*** Opening of THE INPUT ***
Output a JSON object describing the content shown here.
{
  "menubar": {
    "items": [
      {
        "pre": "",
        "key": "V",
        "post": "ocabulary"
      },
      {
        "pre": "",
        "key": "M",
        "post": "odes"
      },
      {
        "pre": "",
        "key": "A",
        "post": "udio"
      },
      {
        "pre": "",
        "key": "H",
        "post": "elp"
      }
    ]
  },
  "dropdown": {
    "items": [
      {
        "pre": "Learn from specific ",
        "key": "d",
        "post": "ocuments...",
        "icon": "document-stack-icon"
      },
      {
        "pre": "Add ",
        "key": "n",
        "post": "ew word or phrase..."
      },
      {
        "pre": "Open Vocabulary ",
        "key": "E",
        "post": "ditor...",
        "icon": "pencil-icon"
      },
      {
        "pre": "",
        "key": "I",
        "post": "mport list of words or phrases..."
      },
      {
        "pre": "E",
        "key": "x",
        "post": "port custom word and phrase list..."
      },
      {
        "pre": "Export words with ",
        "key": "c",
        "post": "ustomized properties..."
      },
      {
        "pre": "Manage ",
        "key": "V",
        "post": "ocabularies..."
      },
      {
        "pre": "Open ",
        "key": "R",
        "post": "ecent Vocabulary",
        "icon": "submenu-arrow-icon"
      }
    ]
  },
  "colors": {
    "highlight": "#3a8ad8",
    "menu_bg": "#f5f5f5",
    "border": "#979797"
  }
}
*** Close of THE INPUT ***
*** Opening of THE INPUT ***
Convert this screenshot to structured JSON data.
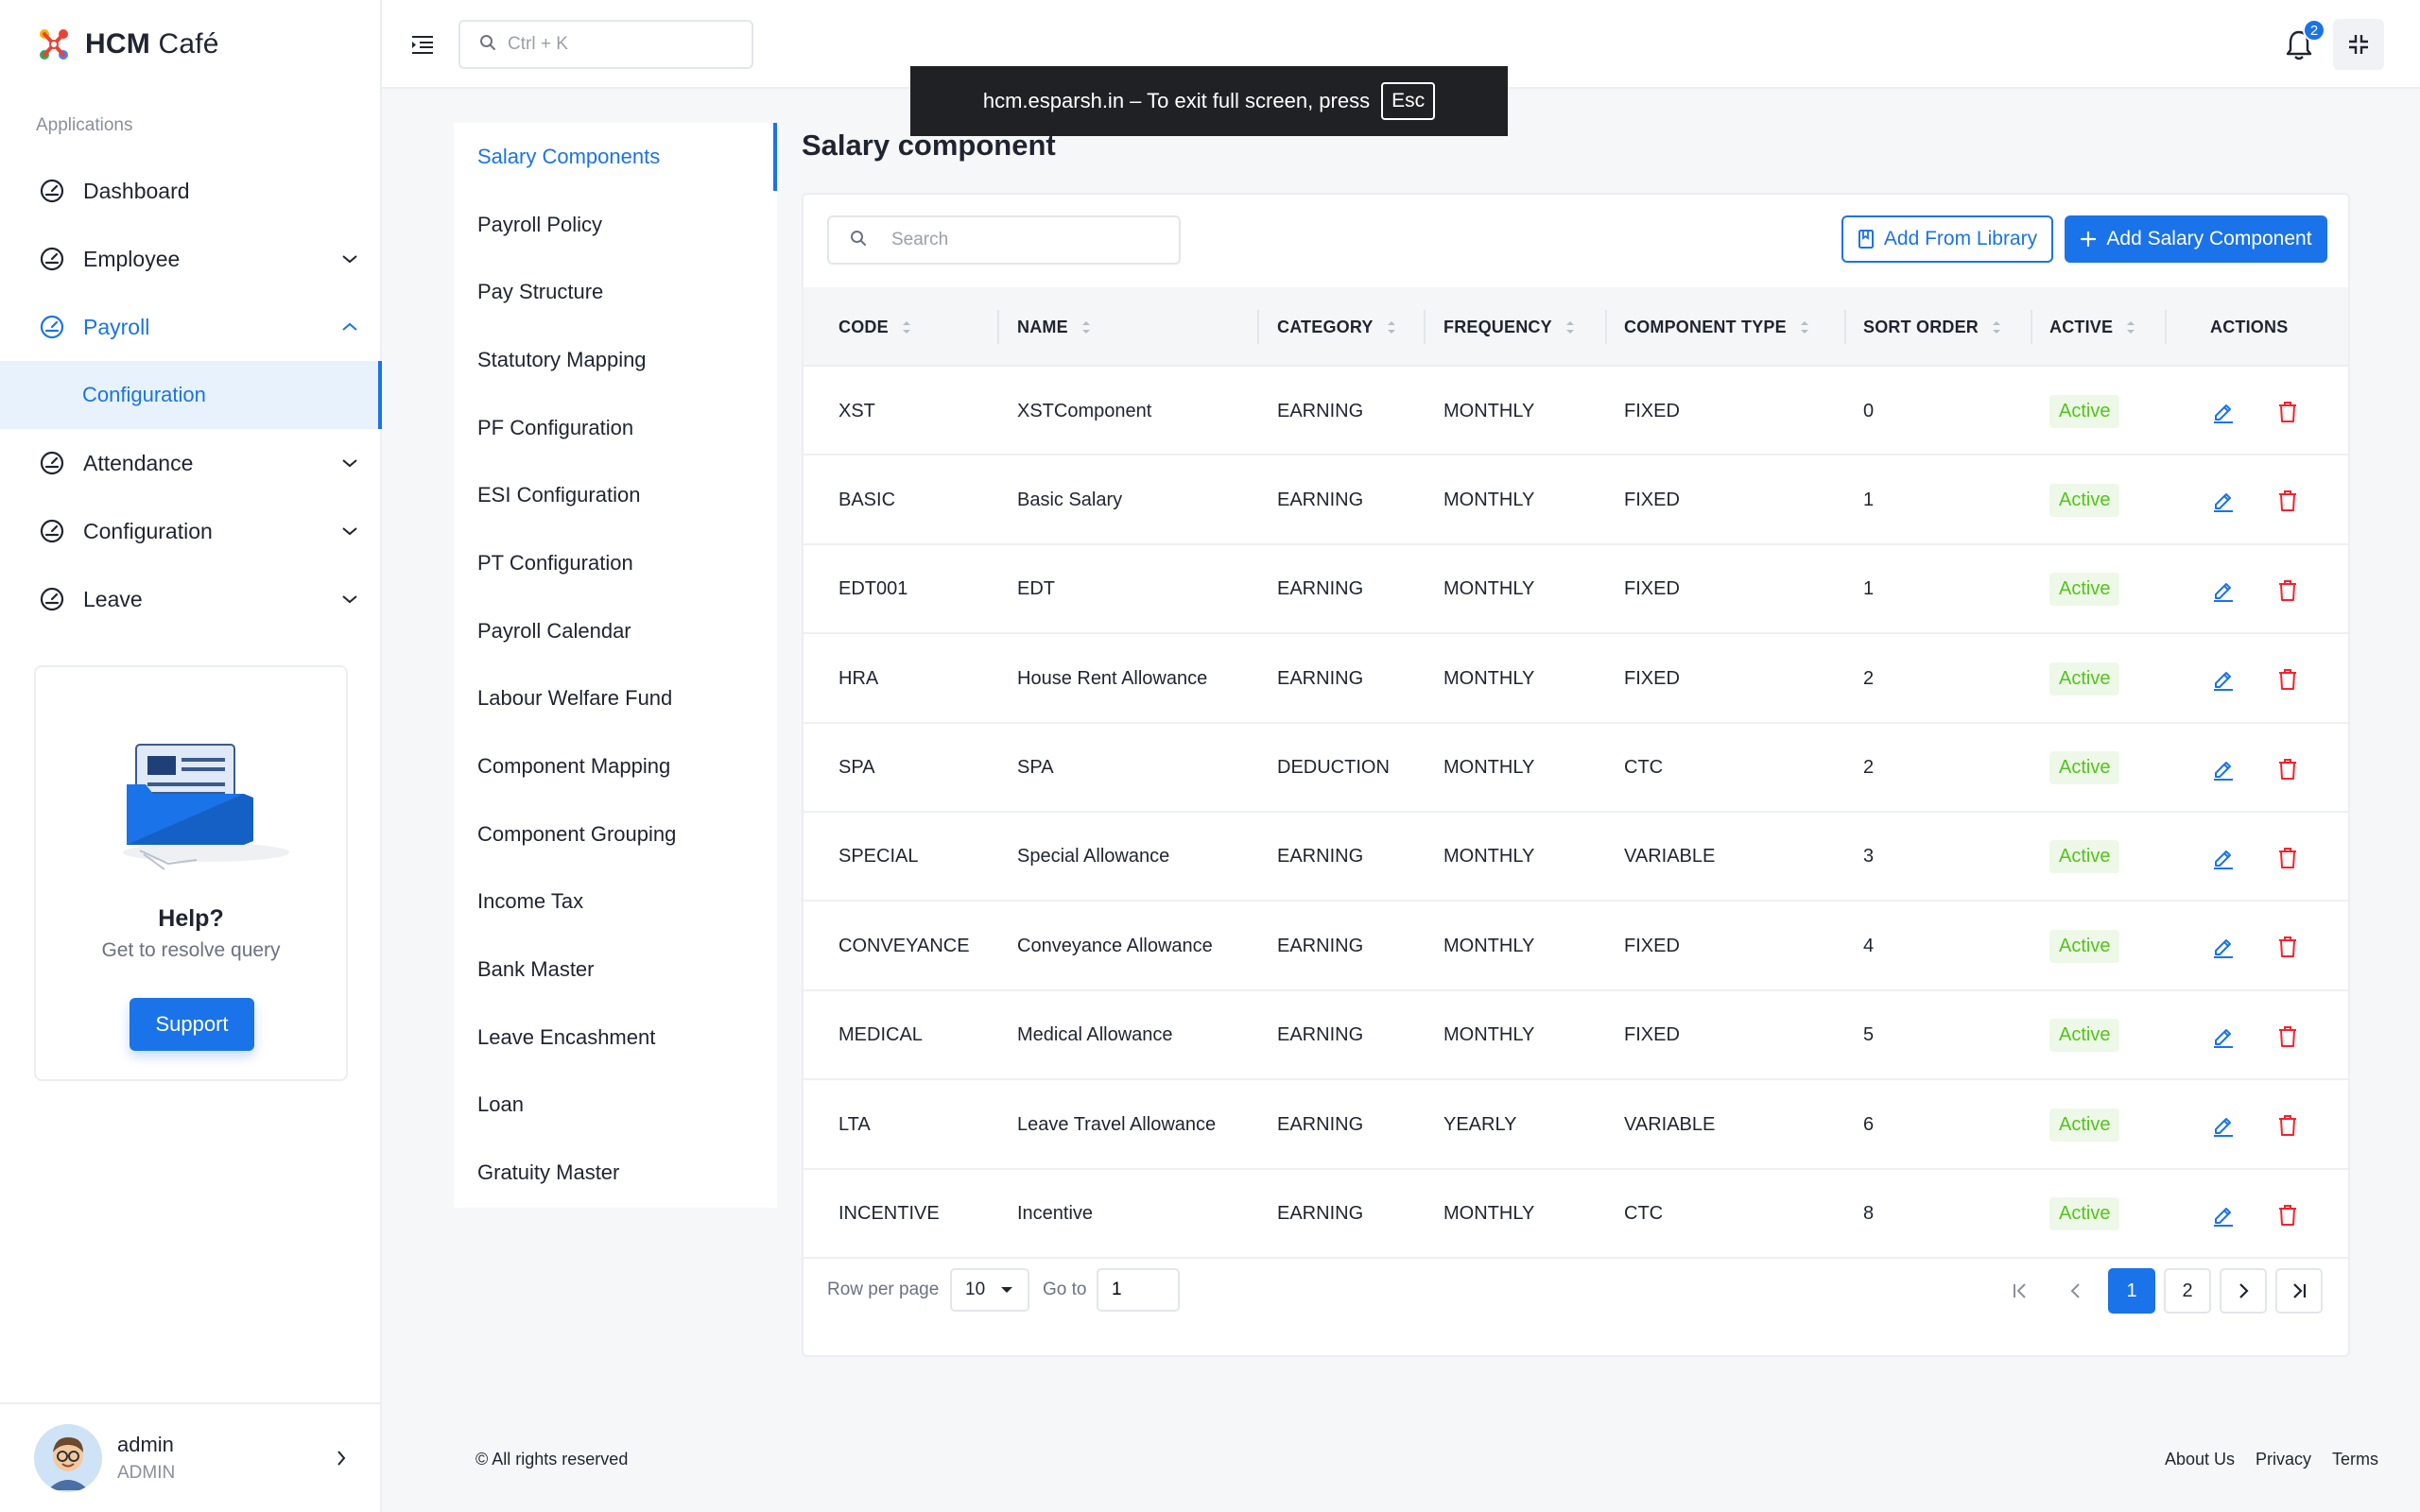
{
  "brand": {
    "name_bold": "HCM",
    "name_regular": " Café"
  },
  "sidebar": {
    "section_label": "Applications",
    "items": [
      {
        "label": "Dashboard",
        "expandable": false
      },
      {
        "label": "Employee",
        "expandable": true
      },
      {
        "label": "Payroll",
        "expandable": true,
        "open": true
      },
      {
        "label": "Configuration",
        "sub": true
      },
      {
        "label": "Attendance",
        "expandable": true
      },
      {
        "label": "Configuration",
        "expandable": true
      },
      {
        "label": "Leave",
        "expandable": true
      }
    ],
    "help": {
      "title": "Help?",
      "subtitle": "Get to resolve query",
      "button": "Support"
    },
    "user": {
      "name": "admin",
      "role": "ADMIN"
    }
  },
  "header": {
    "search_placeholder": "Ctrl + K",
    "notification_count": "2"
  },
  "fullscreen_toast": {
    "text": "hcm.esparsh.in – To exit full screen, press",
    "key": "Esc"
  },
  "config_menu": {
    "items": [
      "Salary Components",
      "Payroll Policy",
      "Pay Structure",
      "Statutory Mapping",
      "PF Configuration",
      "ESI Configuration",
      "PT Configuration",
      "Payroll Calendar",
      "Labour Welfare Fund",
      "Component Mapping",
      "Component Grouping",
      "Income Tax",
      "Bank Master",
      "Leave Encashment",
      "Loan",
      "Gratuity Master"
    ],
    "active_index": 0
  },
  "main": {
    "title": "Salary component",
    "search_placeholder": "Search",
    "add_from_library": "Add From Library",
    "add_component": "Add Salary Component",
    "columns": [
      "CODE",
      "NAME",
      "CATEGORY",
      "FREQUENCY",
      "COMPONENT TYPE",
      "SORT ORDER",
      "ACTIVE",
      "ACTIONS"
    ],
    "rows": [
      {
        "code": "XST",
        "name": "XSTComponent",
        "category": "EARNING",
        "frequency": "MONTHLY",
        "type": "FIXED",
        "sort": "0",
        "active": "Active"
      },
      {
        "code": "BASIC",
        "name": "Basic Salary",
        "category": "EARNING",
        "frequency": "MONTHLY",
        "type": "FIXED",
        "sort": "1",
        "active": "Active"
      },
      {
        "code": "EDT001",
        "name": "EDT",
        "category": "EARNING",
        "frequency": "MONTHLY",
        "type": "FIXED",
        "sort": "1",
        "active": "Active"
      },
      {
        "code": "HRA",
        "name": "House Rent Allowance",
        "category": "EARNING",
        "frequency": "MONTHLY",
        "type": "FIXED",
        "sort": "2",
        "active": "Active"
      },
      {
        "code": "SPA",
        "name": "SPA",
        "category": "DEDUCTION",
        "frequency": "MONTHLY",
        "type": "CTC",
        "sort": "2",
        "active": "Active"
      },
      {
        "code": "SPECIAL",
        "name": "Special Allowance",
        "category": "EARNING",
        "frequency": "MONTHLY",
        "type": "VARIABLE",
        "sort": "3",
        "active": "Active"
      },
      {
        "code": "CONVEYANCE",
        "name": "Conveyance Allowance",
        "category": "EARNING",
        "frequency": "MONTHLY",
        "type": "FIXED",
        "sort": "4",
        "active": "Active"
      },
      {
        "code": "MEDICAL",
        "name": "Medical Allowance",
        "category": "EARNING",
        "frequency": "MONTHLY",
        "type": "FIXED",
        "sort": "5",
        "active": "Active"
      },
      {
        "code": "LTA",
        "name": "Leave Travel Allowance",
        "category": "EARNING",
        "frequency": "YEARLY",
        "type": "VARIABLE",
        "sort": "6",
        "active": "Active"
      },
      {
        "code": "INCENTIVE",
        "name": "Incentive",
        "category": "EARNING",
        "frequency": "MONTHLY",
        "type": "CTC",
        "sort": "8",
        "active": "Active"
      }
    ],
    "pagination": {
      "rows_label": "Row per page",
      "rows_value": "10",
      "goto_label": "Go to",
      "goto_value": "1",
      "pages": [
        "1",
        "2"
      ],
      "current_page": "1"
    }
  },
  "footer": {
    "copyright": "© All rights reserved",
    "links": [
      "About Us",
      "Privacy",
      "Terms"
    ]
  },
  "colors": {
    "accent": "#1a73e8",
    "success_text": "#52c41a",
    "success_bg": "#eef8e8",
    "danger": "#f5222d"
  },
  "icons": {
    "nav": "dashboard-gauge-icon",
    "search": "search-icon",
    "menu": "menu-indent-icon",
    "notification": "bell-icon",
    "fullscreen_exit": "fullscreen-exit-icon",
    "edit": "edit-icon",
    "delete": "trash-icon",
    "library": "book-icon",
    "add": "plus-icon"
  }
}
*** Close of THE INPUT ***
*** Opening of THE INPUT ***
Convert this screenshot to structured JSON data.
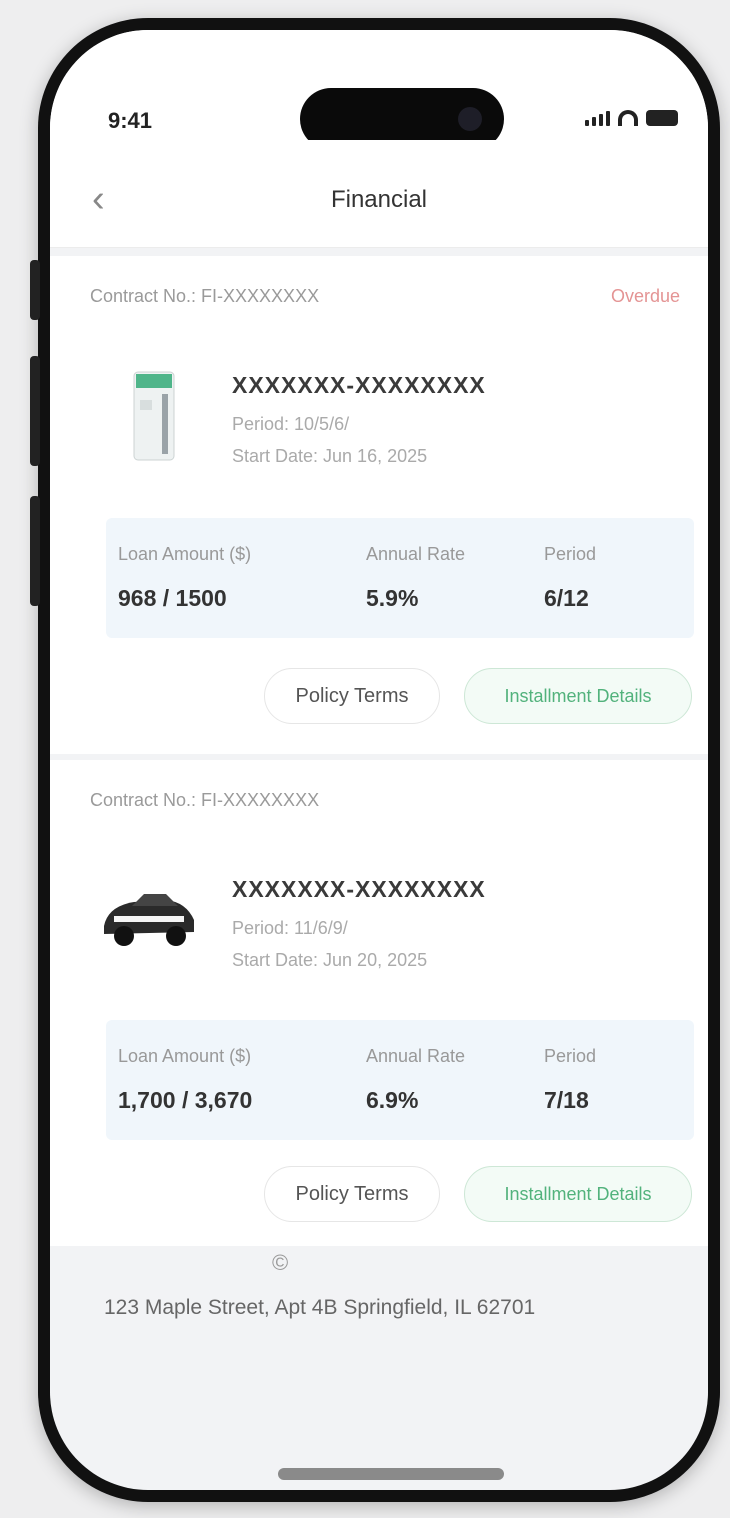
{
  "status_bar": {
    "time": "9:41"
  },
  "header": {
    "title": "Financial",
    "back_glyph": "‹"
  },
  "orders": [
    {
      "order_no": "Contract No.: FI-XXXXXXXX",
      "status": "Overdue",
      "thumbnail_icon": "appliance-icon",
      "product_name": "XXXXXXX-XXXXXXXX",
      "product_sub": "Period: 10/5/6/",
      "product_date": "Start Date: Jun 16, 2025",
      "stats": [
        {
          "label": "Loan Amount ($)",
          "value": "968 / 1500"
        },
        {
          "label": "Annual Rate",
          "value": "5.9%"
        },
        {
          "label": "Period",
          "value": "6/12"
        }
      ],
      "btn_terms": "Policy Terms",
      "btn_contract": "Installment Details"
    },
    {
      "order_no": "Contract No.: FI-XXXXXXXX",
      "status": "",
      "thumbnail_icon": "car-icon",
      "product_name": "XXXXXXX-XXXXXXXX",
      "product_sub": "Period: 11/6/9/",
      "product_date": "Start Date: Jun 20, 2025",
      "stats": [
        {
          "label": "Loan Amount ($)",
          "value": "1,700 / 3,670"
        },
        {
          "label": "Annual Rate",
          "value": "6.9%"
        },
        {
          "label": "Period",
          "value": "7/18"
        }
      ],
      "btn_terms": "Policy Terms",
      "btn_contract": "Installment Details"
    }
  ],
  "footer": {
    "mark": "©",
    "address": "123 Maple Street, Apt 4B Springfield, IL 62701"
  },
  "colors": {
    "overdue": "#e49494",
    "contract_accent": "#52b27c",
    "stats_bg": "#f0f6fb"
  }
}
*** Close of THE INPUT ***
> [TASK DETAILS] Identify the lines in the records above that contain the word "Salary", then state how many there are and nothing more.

> [FINISHED EXERCISE] 4